Student Research Series Guidelines

Brown Bag Series

Mentor Guidelines:

It is important that you as the faculty mentor supervise and approve all work by the student, this also includes the final presentation. The quality of the program depends upon sound advice from mentors on professionalism, public presentations, and discipline-appropriate content.

Mentors are also expected to attend the selected Seminar and will introduce their student and the project. Please ensure that students do not simply read from a paper. Any film clips should be limited in the presentation, such that the presentation is composed of the student sharing about the process as well as the product of his/her work.

Brown Bag Series

Student Guidelines:

Most students use a PowerPoint slideshow to present their scholarly work. This may not be appropriate for presentations of creative scholarship (i.e., researched-based artistic, musical, or theatrical productions).

The presentation style and language should be appropriate for a large, general audience from a wide variety of backgrounds.

All disciplines vary in the standard presentation style; however, for the purposes of the Seminars, we ask that you present your work in a way that will:

  1.  Teach the campus community about how you carried out your research/ scholarship
  2. Share your results/creative product

Presenters usually have about 20 minutes to give an oral presentation. This typically consists of a presentation of about 15 minutes and 5 minutes for questions. Review the archive of abstracts from previous presentations here.

A CURS member will lead the series and introduce each faculty mentor.

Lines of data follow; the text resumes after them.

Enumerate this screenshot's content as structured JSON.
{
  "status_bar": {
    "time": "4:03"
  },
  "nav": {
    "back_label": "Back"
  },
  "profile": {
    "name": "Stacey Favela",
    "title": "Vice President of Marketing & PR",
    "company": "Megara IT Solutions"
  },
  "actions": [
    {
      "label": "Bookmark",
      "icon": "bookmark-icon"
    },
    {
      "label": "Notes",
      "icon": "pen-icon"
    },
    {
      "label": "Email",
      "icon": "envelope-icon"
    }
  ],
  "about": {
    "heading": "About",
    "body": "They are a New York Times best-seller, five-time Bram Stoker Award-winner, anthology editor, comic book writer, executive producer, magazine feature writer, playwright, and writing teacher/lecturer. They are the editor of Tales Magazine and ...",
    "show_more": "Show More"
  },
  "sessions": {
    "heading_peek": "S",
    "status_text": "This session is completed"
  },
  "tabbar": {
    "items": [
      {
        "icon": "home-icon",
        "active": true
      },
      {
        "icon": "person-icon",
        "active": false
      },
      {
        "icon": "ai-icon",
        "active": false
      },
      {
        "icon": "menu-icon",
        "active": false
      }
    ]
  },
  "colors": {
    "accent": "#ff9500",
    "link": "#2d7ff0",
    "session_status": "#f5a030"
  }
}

Mentors should be present to introduce student presenter(s). Presenters may describe the following components of their work emphasizing what is most important for their discipline. Please keep in mind that the objective of the series is simply to enlighten the campus about the student pre-professional scholarship conducted across campus in all our various disciplines.

  • Objective/ Hypothesis of the work - What was the aim of the project, motivation, inspiration, background research that led to project or idea? 
  • Method of the work - What was the process necessary to complete the work? What materials were used, when did the scholarship take place and where, was a new or innovative approach/equipment used or designed to carry out the work? Did a team of researchers/scholars work together and if so in what capacity, what were the steps involved? Was reliability or validation of measurements needed?
  • Result - What was the result of data collection, art construction, historical research, writing; what are the implications of the work? Are the results applied to larger society or might they be, and if so how?
  • Presentation to the Public - esp. with art - how is the space for professional showing prepared? What steps are required to prepare a gallery show for example? Has the work been shown to the public (on campus or off) if so was this a juried show? What were the selection criteria? Was this part of an internship or professional training?
  • What's next? - There will be a follow up study, project, more art in a series or part 2 of a play etc? What questions, ideas, innovations are inspired from the work? Will work move in a different direction now, if so where/why/how?

Thank you for your participation in the Student Research Seminar Series!